|Moriah LaChapell is an editor at The Blue Hour an online magazine and small press publisher. Her writing has appeared in Front Porch Review, Vox Poetica and other online and print poetry Anthologies. She lives in Oregon with her daughter and husband.
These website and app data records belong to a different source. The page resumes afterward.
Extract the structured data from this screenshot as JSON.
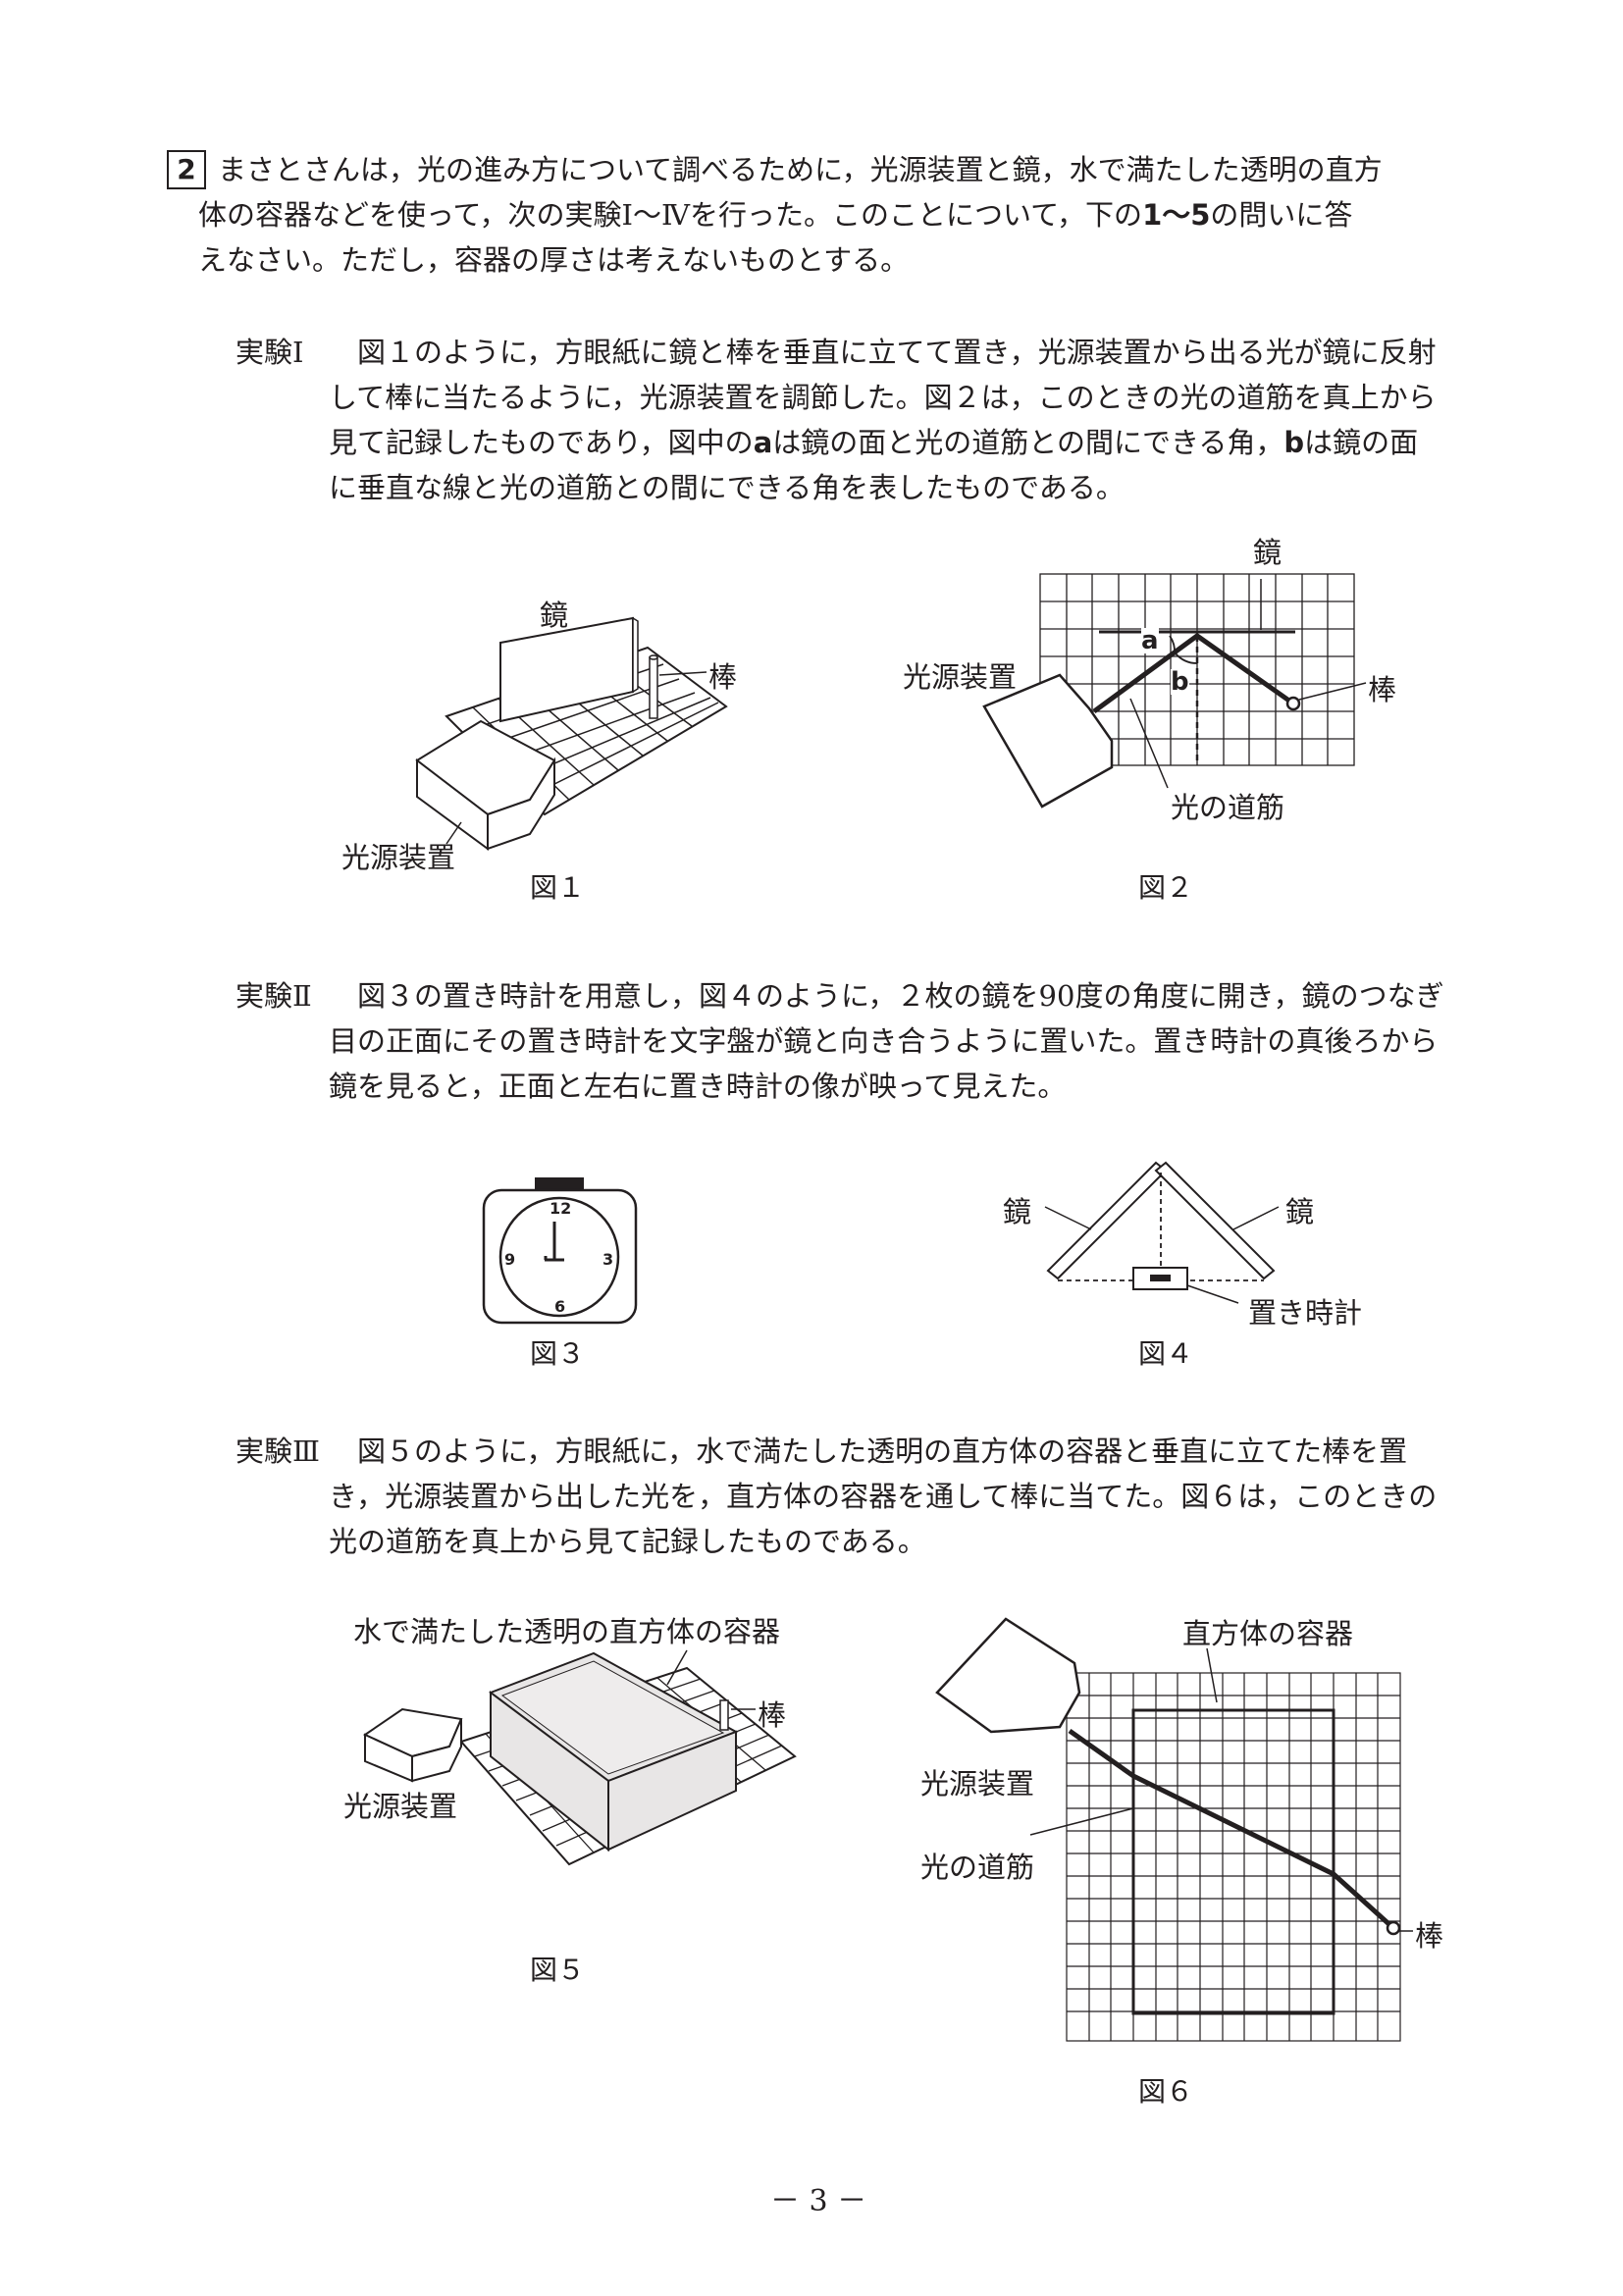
{
  "question": {
    "number": "2",
    "intro_lines": [
      "まさとさんは，光の進み方について調べるために，光源装置と鏡，水で満たした透明の直方",
      "体の容器などを使って，次の実験Ⅰ～Ⅳを行った。このことについて，下の",
      "1～5",
      "の問いに答",
      "えなさい。ただし，容器の厚さは考えないものとする。"
    ]
  },
  "exp1": {
    "head": "実験Ⅰ",
    "line1": "図１のように，方眼紙に鏡と棒を垂直に立てて置き，光源装置から出る光が鏡に反射",
    "line2": "して棒に当たるように，光源装置を調節した。図２は，このときの光の道筋を真上から",
    "line3a": "見て記録したものであり，図中の",
    "a": "a",
    "line3b": "は鏡の面と光の道筋との間にできる角，",
    "b": "b",
    "line3c": "は鏡の面",
    "line4": "に垂直な線と光の道筋との間にできる角を表したものである。"
  },
  "fig1": {
    "mirror": "鏡",
    "rod": "棒",
    "light": "光源装置",
    "caption": "図１"
  },
  "fig2": {
    "mirror": "鏡",
    "rod": "棒",
    "light": "光源装置",
    "path": "光の道筋",
    "a": "a",
    "b": "b",
    "caption": "図２"
  },
  "exp2": {
    "head": "実験Ⅱ",
    "line1": "図３の置き時計を用意し，図４のように，２枚の鏡を90度の角度に開き，鏡のつなぎ",
    "line2": "目の正面にその置き時計を文字盤が鏡と向き合うように置いた。置き時計の真後ろから",
    "line3": "鏡を見ると，正面と左右に置き時計の像が映って見えた。"
  },
  "fig3": {
    "n12": "12",
    "n3": "3",
    "n6": "6",
    "n9": "9",
    "caption": "図３"
  },
  "fig4": {
    "mirror_left": "鏡",
    "mirror_right": "鏡",
    "clock": "置き時計",
    "caption": "図４"
  },
  "exp3": {
    "head": "実験Ⅲ",
    "line1": "図５のように，方眼紙に，水で満たした透明の直方体の容器と垂直に立てた棒を置",
    "line2": "き，光源装置から出した光を，直方体の容器を通して棒に当てた。図６は，このときの",
    "line3": "光の道筋を真上から見て記録したものである。"
  },
  "fig5": {
    "container": "水で満たした透明の直方体の容器",
    "rod": "棒",
    "light": "光源装置",
    "caption": "図５"
  },
  "fig6": {
    "container": "直方体の容器",
    "light": "光源装置",
    "path": "光の道筋",
    "rod": "棒",
    "caption": "図６"
  },
  "page_number": "－ 3 －"
}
She writes occasionally at moriahlachapell.wordpress.com|
My daughter plays with her shadow,
her hands flutter in the air like dove’s wings.
Making light of darkness and darkness light.
Until she falls asleep with the images of butterflies
and little birds in her sweet silvery dreams.
Long ago I stopped playing with shadow
because darkness was defined in sermons.
Men and women were partitioned to saint or sinner.
As the little bearded man preached his fervor.
Back we move as Mothers, to simpler times
and carry children like eggs in our aprons,
fearful to slip and crack their consciousness.
By trusting men with messages of hate
disguised in the clothes of God’s love.
During dwindling days of summer,
yellow leaves fall from tulip trees
outside a window like Chanel scarves
fluttering in warm, dry wind.
It is the tree from which canoes are made
and some days, I’d like to drift away.
A dying server hums in this old mobile home.
My work desk is made of cheap laminate,
but the garden is outside is beautiful.
Walking over gravel or driving lonely dirt roads
passes time before summer quickly closes
the white, wood framed windows.